---------- INFORMATION SHOWN

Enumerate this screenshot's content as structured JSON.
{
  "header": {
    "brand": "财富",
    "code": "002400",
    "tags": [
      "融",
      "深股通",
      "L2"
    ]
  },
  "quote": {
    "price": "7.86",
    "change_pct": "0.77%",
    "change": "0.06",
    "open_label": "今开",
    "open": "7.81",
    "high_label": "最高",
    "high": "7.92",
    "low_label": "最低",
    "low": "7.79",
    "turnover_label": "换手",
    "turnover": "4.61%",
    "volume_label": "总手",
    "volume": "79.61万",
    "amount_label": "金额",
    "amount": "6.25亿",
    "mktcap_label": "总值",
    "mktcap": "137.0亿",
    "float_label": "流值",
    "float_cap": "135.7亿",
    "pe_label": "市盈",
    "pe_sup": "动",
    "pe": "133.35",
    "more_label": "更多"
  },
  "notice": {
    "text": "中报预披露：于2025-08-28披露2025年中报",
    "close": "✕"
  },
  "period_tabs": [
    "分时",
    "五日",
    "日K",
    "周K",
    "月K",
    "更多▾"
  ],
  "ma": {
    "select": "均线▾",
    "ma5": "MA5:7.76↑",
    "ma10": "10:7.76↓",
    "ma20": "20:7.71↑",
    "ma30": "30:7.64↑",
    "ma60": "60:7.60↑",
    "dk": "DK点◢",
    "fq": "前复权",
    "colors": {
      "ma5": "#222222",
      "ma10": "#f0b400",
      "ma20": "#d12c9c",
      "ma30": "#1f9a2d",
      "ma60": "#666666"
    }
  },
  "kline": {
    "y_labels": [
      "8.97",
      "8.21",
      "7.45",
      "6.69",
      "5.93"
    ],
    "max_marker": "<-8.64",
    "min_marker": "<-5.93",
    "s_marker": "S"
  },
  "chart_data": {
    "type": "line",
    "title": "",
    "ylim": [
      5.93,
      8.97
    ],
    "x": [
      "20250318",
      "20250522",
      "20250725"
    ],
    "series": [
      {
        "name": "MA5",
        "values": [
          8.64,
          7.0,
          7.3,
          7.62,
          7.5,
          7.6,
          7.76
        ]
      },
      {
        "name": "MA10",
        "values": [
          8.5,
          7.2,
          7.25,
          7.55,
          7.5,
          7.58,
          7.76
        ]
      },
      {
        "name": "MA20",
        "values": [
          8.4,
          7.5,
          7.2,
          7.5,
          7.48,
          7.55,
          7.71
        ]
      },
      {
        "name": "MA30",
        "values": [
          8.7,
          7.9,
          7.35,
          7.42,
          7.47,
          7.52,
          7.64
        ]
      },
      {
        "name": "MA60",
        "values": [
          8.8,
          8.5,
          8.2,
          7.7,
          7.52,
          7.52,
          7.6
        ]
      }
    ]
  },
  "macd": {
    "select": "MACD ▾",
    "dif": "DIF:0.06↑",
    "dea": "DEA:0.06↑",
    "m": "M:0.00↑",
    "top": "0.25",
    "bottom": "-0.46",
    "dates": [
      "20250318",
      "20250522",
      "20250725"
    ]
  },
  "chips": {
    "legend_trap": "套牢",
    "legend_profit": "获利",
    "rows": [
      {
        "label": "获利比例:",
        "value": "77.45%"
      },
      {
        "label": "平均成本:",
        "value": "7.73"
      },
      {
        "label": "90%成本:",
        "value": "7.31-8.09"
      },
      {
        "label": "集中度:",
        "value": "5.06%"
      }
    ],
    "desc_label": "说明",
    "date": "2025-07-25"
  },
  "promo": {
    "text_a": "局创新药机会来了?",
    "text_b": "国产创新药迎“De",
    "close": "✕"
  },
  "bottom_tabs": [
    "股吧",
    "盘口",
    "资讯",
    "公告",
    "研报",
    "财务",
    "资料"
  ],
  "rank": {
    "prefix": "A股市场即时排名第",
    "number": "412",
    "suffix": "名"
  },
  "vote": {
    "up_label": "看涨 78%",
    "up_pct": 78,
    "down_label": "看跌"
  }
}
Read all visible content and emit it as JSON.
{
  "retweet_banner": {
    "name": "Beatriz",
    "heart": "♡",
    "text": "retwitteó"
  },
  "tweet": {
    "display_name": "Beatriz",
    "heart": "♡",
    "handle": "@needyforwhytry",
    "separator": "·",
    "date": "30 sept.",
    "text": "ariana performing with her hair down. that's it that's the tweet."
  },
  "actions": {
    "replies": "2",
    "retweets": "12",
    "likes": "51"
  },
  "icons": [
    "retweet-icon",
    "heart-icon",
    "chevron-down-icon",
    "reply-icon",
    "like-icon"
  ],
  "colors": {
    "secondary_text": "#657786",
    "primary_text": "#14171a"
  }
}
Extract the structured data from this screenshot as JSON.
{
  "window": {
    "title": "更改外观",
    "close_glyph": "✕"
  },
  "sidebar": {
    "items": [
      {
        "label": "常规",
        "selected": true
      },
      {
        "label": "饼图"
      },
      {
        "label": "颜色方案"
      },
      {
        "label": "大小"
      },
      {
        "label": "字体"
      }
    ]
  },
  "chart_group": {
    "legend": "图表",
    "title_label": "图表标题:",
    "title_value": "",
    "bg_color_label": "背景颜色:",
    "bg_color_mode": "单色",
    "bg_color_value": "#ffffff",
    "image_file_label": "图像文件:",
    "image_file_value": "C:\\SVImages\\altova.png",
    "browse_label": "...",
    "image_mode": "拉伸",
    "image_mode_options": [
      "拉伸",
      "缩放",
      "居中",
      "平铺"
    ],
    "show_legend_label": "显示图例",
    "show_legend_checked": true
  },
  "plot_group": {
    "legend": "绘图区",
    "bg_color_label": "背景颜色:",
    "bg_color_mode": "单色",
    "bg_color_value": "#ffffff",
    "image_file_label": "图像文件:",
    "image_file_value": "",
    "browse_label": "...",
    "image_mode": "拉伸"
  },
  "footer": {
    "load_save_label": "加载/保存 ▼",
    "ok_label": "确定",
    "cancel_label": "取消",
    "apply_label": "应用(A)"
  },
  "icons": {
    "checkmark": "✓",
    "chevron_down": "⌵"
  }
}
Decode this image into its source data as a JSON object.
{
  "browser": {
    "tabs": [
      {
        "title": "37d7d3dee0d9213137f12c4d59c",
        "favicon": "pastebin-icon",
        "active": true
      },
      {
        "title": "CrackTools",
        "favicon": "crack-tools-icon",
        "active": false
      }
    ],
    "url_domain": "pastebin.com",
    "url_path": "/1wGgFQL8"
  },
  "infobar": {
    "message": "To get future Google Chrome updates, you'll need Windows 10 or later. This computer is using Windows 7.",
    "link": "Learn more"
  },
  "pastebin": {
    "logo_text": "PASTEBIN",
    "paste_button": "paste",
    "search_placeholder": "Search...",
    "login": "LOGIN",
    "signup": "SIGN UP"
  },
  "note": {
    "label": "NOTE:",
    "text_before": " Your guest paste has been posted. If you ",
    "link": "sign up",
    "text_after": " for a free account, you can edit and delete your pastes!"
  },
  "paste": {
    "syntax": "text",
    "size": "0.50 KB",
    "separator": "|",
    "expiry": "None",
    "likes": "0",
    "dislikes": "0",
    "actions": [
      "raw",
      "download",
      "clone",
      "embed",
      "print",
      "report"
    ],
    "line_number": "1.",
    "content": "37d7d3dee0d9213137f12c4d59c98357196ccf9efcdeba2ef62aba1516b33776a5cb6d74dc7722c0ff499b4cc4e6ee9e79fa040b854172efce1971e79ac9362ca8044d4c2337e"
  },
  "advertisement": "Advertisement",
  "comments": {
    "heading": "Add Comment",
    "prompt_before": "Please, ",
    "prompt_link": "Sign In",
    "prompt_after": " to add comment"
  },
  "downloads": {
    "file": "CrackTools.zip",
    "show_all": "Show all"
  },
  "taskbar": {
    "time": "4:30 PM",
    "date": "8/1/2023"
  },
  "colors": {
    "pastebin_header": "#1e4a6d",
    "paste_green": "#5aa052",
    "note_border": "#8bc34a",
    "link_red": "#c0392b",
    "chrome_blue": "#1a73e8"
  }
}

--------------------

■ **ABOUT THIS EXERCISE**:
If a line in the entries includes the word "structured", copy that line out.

■ **SOLUTION TO THE EXERCISE**:
Enumerate this screenshot's content as structured JSON.
Extract the structured data from this screenshot as JSON.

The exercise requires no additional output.